18:         0          0   IO-APIC-fasteoi   uhci_hcd:usb4
19:       577         68   IO-APIC-fasteoi   ehci_hcd:usb1, uhci_hcd:usb5
NMI:        0          0   Non-maskable interrupts
LOC:  3755270    9388684   Local timer interrupts
RES:  1184857    2497600   Rescheduling interrupts
CAL:    12471       2914   function call interrupts
TLB:    14555      15567   TLB shootdowns
TRM:        0          0   Thermal event interrupts
SPU:        0          0   Spurious interrupts
ERR:        0
MIS:        0
The output shows the various types of hardware interrupt, how many have been received, which CPU was the target for the interrupt, and the device that generated the interrupt.

3.1. Level-Signaled Interrupts

Level-signaled interrupts use a dedicated interrupt line to deliver voltage transitions.
The dedicated line can send one of two voltages to represent a binary 1 or binary 0. Once a signal has been sent by the line, it will remain in that state until the CPU specifically resets it. This is achieved by the CPU asking the generating device to stop asserting the line. This allows a number of devices to share a single interrupt line. If the CPU has instructed a device to stop asserting the line, and it remains asserted, there is another interrupt pending.
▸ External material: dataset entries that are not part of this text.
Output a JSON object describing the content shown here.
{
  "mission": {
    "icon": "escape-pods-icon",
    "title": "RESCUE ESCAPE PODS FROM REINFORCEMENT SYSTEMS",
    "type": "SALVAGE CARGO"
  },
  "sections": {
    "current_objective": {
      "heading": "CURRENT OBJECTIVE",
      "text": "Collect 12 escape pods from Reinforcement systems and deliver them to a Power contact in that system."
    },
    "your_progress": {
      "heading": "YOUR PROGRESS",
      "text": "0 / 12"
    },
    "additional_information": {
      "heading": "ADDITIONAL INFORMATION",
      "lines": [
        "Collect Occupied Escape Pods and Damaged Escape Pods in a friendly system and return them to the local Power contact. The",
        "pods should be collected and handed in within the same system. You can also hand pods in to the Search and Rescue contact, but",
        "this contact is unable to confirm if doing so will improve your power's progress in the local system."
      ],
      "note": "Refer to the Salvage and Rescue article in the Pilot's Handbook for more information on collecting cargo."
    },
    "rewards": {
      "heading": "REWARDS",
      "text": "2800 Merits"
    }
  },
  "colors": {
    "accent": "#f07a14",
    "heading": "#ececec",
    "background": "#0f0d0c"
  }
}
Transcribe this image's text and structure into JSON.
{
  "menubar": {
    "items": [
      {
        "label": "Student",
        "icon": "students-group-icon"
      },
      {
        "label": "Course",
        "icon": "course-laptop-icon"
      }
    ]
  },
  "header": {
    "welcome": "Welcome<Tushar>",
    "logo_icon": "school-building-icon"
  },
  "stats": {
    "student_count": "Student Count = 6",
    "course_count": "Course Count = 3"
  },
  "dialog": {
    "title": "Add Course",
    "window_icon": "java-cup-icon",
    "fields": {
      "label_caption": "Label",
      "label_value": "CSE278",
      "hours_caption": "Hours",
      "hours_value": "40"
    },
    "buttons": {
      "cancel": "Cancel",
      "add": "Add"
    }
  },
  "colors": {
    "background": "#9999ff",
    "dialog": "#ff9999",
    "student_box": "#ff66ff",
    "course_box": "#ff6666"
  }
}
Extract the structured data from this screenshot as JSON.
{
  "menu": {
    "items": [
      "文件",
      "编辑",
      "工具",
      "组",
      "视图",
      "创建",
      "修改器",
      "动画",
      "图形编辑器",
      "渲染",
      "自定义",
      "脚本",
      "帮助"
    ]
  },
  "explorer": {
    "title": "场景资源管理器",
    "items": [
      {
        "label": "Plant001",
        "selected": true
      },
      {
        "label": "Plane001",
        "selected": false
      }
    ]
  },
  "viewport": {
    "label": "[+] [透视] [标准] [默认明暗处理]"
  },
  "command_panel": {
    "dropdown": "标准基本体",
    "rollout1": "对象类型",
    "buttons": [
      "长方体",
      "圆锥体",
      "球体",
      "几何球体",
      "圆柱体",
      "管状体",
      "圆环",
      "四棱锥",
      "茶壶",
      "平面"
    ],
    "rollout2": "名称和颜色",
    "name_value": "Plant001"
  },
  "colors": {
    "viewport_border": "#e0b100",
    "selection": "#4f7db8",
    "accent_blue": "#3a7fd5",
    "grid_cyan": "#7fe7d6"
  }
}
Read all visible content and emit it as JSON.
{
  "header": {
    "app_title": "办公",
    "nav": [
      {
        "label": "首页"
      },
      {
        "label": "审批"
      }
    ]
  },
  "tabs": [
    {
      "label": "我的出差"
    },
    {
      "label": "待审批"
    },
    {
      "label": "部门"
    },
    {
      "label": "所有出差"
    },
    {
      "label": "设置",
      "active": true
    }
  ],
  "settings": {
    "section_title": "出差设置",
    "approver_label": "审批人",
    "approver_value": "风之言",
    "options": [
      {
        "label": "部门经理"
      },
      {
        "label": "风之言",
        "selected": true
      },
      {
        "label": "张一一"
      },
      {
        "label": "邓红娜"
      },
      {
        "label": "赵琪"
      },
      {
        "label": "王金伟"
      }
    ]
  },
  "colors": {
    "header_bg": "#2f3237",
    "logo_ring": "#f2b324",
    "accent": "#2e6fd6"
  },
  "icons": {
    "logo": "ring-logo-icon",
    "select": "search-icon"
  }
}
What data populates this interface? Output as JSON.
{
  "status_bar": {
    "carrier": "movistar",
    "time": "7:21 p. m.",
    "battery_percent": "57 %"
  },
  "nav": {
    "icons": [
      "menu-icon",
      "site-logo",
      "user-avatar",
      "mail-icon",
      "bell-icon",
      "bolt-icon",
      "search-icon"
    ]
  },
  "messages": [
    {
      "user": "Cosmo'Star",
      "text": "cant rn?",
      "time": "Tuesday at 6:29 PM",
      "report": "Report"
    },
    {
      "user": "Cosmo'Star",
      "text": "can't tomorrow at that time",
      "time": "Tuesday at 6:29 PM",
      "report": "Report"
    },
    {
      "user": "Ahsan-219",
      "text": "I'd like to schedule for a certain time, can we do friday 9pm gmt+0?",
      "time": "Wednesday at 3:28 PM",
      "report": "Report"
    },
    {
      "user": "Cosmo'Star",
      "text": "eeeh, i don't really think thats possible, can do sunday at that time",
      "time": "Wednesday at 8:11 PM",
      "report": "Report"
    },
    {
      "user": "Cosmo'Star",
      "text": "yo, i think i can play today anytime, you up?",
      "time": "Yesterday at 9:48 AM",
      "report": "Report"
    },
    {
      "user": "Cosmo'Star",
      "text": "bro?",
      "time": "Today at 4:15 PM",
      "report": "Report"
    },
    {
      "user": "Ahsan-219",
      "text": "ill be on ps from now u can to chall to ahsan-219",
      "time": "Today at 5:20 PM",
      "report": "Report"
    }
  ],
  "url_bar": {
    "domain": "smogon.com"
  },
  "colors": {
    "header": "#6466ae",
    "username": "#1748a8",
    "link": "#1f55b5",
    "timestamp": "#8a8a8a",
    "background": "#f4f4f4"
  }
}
Although level-signaled interrupts require a high level of hardware logic in both the devices and the CPU, they also provide a number of benefits. Not only can they be used by more than one device, but they are almost completely unable to miss an interrupt.